The English language for many asylum seekers is a key to the world. For asylum seekers, learning English is not just about learning another language; it's a way to connect to the international community around them, while at the same time challenging themselves intellectually. However, the classes offer more than just a place to improve one’s English. The classes at JACC provide a safe place, and even a feeling of home. Despite what happens at work or at home, class is a different atmosphere. It is a place where teachers and students get to know each other and work together on their English, fostering feelings of support and creating friendships. Most classes are comprised of 4-7 students, who work together as a group through specially designed language-learning books. The ages and backgrounds of the teachers and the students vary, giving the classes a good balance and strong feelings of community.
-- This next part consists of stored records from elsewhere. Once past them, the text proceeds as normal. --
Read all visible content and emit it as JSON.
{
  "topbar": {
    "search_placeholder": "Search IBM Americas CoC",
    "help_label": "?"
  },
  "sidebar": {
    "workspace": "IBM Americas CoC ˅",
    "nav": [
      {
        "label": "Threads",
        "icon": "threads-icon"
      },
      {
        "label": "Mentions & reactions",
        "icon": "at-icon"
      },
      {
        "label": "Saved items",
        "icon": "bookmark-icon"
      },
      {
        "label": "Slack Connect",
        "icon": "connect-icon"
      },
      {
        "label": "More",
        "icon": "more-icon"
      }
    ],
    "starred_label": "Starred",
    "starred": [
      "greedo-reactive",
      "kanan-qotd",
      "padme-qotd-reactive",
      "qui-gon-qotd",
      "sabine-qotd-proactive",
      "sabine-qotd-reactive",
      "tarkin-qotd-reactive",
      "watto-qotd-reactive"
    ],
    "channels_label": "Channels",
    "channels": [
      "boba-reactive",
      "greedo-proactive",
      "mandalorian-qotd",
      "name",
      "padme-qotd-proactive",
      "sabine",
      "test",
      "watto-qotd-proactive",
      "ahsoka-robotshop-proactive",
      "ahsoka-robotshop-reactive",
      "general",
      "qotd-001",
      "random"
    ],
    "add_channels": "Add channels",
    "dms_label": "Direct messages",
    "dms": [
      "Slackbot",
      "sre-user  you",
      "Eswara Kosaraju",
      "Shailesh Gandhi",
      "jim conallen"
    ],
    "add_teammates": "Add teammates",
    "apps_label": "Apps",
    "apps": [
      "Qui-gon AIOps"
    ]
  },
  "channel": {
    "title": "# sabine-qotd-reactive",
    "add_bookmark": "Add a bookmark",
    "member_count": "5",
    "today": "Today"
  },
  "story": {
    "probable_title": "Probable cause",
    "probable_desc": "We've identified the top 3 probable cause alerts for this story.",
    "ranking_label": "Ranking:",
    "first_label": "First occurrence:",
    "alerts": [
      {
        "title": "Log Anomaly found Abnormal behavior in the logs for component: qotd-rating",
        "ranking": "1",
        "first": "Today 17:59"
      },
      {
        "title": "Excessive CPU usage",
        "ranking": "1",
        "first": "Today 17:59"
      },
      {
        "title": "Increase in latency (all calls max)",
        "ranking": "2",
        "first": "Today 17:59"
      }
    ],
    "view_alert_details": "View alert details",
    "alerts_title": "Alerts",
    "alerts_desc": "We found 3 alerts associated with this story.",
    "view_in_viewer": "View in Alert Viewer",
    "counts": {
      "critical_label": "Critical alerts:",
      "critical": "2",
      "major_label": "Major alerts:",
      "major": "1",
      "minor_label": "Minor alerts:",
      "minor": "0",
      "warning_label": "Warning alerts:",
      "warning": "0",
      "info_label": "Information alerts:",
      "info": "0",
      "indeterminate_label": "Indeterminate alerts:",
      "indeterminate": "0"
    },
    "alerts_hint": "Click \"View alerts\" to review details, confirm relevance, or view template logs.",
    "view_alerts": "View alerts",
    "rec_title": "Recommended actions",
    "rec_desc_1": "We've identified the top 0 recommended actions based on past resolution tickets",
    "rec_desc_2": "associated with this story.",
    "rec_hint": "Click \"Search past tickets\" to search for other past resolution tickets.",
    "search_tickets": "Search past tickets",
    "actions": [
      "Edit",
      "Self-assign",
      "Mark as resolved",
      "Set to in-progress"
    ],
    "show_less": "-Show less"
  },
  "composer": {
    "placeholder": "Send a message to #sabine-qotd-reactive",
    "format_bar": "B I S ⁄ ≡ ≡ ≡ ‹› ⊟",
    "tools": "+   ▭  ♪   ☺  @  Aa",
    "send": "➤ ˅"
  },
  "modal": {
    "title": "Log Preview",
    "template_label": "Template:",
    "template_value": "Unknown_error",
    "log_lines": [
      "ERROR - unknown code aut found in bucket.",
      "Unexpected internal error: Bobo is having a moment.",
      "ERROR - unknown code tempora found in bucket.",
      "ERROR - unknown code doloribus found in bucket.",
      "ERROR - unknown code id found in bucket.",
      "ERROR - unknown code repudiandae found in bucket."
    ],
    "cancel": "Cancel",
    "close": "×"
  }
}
Rachel, one of our volunteers, shares her experiences with a small story about learning future tense, “Yesterday we started learning the future tense and we began by learning how to shorten I will to I'll and will not to won't. I noticed that the students kept pronouncing 'won't' as 'went' and I explained the difference between the two words. Although they all understood the different meanings of the words, all the students had a hard time differentiating between the different sounds. After several rounds of everyone in the class trying to make 'E' and 'O' sounds, they all insisted that the two words still sounded exactly the same to them! We all had a good laugh about it and then went back to making up sentences about our future plans to cook chicken next week and play football next year.”
So, while our main goal is to teach and watch our students progress, adding elements of fun and laughter to the classes only adds to the feeling of community the classes nurture. Another volunteer teacher, Chavi, explains the demands and rewards of teaching English to a small group of Eritrean refugees. For her, the key to connecting to her students was through music. “I found the experience to be challenging and extremely rewarding. I had never taught English before and discovered that the language is really difficult, especially when compared to Hebrew, which I myself had been a student in similar style lessons. The students were eager to learn the language and would ask questions throughout the class to ensure they understood the concepts. We spent one lesson discussing Bob Marley, analyzing his life and his music. The students really enjoyed the lesson on Bob Marley and became quite animated when discussing why music is so important and how it brings people together.”
On the last day of the previous semester, all of the students from the two different English levels gathered in one of the classrooms together, over drinks and rugelach. Even though it was a hot summer in Israel, it didn't dampen the spirits of our students or teachers, as they all came twice a week to continue learning and improving their English. Together, we celebrated a great semester, and wished each other a happy new year. In October we reopened our classes and we are now holding classes daily in full throttle.